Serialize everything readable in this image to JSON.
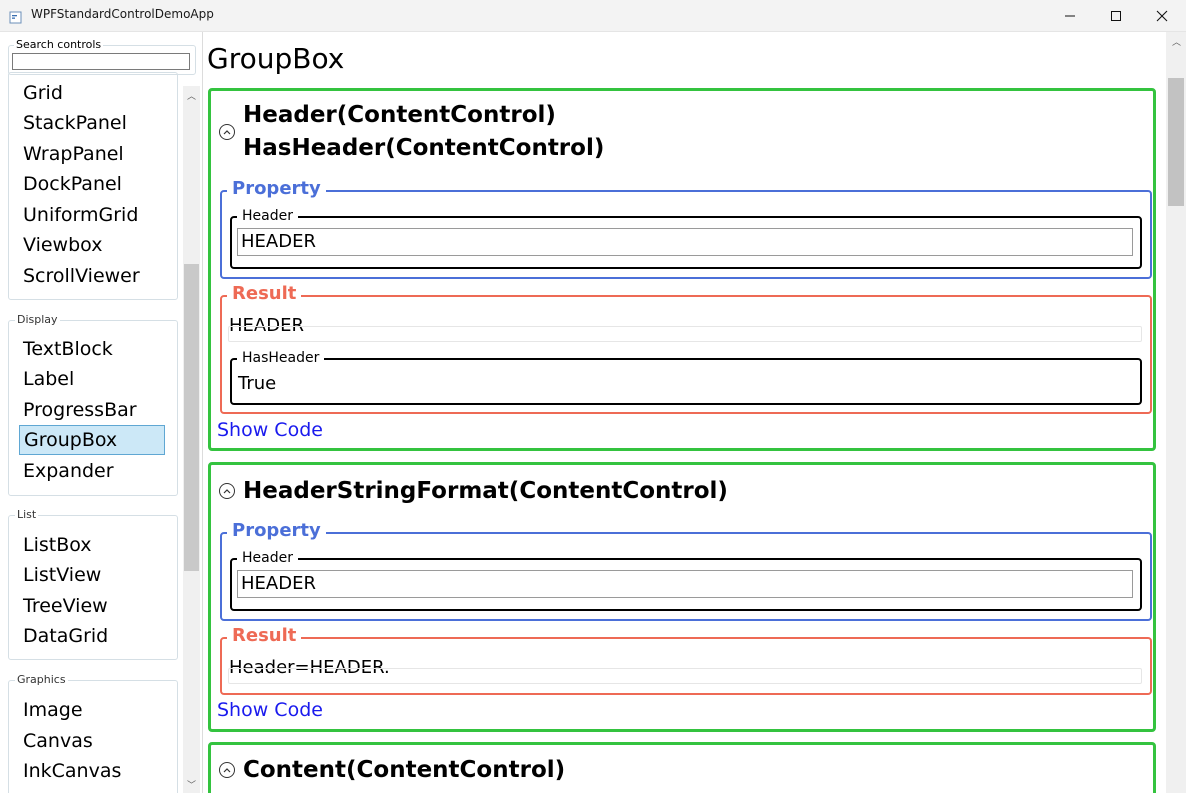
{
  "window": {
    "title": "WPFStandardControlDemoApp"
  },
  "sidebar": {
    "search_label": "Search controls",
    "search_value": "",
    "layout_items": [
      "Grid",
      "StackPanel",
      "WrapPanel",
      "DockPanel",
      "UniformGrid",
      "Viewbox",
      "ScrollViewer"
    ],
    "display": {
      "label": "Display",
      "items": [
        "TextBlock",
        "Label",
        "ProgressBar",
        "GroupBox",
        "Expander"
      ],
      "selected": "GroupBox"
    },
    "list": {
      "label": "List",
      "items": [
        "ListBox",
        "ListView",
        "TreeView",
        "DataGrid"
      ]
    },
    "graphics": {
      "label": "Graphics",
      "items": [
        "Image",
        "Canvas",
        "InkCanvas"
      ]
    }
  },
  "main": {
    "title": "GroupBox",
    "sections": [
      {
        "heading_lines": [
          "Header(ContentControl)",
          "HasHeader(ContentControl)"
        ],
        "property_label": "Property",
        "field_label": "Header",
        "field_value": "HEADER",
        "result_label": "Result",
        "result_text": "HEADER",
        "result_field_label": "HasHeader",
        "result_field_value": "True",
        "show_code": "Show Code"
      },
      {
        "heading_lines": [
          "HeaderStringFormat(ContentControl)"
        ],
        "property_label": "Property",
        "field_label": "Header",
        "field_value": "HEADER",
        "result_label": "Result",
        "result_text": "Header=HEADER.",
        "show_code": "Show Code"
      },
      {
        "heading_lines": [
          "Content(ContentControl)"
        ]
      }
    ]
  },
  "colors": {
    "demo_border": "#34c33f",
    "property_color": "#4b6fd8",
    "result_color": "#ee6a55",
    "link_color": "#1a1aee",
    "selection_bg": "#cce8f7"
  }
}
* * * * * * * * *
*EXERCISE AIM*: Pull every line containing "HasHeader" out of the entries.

*TASK OUTPUT*:
          "HasHeader(ContentControl)"
        "result_field_label": "HasHeader",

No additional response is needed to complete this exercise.